Work request = Find every line of the records that has "email" and return it.

+++++

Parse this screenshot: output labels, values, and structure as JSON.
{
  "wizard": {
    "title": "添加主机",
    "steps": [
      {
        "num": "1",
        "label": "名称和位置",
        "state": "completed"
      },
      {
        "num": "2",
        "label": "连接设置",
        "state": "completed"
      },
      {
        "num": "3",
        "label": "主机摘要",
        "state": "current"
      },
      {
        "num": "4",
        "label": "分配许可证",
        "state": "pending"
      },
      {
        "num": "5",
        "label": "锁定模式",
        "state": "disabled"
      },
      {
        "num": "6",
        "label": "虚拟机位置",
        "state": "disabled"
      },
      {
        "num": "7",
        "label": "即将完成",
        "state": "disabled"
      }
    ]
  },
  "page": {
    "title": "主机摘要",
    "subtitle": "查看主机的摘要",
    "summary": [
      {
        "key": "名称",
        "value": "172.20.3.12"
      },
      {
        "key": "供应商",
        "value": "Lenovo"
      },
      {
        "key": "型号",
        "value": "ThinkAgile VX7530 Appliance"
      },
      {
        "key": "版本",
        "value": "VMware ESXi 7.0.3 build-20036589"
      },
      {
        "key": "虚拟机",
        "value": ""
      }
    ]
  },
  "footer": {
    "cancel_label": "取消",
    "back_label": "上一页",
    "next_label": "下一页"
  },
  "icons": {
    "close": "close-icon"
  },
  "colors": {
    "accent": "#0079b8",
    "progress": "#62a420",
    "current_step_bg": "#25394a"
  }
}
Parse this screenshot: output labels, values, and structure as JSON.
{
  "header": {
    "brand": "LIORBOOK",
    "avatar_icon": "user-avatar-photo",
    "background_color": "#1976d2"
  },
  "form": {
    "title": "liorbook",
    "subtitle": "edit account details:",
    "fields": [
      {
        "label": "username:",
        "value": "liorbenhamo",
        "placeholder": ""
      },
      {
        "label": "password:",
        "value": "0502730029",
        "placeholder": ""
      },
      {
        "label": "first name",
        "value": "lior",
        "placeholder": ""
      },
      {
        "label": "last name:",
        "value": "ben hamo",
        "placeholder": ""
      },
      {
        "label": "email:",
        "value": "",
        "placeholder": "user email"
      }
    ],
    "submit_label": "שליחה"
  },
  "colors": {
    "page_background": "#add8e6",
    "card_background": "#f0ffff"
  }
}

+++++

Written solution =
        "label": "email:",
        "placeholder": "user email"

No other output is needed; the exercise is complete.